Polyptych is a general term for a multi-part composition. You might be more familiar with the terms diptych and triptych, which denote two and three part works respectively. Polyptych is mostly used to refer to works with four or more parts because these more specific words exist. Although I have heard the word triptych applied to musical compositions, most polyptychs are paintings consisting of several different panels that are connected together. In fact, the word polyptych comes from the Greek for "many folds". A quick Google search turns up a few polyptychs, all of which are religious paintings from the 15th or 16th century. So it would seem that a polyptych is a forgotten type of art. Heck, not even Webster1913 seems to have heard of it.

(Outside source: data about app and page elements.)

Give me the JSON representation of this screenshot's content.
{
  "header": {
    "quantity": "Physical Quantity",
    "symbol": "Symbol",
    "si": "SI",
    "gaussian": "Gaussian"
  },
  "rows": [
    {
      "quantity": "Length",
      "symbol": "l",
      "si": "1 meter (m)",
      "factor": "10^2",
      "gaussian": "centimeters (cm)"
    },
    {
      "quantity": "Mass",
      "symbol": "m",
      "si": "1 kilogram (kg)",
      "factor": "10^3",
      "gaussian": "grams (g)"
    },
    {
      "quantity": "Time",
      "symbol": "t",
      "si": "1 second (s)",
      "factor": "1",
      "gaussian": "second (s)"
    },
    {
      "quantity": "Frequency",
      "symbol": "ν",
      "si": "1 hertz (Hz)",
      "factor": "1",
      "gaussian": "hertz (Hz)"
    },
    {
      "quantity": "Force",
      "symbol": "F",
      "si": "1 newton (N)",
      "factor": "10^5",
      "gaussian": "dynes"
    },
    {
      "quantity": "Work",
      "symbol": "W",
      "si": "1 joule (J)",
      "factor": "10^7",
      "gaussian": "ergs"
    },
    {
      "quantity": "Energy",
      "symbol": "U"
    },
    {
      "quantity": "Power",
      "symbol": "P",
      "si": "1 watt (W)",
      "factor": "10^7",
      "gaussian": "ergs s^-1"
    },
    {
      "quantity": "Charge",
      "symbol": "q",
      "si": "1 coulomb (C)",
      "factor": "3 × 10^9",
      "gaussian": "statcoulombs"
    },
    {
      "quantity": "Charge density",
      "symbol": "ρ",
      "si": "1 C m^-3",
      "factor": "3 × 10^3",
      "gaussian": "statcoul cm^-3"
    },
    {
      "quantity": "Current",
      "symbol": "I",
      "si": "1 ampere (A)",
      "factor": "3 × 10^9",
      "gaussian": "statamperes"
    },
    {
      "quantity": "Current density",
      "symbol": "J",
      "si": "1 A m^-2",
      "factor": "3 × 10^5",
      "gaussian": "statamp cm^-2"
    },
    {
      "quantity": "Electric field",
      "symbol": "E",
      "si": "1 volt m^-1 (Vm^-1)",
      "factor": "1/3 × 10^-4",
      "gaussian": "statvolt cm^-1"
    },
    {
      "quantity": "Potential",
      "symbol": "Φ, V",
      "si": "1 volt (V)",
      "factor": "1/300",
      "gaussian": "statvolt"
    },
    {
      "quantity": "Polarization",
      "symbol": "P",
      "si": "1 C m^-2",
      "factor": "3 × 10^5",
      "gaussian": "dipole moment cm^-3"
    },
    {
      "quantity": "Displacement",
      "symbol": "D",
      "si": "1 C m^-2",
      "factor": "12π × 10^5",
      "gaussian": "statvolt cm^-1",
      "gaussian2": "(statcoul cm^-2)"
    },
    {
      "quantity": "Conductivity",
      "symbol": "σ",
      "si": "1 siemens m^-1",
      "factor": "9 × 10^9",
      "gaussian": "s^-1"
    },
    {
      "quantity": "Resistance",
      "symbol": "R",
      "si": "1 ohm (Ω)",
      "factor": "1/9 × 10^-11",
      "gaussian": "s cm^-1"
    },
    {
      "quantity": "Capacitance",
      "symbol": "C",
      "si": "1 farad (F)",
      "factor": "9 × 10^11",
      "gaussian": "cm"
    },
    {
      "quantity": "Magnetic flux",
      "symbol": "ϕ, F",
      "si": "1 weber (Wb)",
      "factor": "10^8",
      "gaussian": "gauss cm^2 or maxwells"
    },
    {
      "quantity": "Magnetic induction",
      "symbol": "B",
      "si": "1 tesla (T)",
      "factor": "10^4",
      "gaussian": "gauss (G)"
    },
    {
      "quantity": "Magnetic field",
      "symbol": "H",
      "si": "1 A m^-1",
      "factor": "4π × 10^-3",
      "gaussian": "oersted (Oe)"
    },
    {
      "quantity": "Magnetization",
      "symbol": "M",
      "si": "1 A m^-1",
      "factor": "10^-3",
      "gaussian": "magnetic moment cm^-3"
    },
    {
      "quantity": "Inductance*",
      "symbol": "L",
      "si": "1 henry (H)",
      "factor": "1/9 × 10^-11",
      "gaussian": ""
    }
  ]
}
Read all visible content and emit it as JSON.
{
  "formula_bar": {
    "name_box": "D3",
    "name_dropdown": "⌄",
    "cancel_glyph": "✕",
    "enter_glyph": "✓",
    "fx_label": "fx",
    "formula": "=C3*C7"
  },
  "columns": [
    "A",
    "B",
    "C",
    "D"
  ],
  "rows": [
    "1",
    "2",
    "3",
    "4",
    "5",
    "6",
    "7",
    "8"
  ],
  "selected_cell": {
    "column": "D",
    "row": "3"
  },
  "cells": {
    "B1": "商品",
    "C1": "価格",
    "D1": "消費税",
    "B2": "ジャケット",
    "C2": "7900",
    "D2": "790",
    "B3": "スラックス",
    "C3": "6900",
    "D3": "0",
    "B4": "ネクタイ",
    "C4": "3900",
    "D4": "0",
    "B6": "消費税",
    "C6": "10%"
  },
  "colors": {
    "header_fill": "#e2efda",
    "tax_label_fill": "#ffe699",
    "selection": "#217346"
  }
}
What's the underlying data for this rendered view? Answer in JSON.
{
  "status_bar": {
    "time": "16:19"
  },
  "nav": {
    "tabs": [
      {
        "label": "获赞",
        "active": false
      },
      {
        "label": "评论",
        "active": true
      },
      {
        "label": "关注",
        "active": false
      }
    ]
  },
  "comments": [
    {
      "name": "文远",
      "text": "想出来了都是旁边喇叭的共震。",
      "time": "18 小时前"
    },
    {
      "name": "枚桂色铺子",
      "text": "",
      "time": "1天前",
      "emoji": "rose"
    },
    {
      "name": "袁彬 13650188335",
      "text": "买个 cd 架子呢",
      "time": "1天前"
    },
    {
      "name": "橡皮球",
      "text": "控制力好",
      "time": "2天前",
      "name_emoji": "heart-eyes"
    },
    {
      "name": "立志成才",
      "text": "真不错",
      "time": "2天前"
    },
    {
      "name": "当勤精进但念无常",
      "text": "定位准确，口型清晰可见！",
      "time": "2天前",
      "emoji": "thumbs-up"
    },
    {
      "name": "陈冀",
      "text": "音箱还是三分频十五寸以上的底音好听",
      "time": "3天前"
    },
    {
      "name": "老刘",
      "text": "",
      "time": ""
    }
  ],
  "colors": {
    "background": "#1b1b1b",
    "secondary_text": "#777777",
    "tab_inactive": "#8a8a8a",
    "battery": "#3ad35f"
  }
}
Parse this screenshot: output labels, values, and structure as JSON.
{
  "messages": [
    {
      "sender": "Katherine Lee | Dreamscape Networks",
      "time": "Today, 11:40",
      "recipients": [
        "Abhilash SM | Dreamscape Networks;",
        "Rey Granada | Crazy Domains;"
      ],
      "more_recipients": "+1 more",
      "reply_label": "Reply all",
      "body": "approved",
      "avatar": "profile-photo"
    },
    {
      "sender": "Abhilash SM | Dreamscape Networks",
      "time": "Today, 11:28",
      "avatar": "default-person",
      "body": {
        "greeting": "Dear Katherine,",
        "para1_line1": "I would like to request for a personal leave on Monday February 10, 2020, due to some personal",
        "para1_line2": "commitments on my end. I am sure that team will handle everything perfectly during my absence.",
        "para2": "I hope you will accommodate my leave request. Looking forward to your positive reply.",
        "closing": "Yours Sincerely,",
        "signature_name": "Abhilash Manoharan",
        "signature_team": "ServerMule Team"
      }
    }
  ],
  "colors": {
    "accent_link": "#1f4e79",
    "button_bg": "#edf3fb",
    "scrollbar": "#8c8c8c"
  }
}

However, this modern age has brought us a new application for this word: comics. Scott McCloud coined this use of the term in Understanding Comics. In comics, a polyptych is where a continuous background is broken into several panels by inserting gutters. The artist can then show a character's progress across the background by showing the character in each panel. By manipulating the size or content of the individual panels, the artist shows how long this journey took. For example, if it is dawn in the leftmost panel and dusk in the rightmost panel, then the reader knows that the journey across the background took a whole day. It's a simple device, and as a result is one of the most intuitive things in comics to read. This makes it an important part of any comics artist's storytelling arsenal.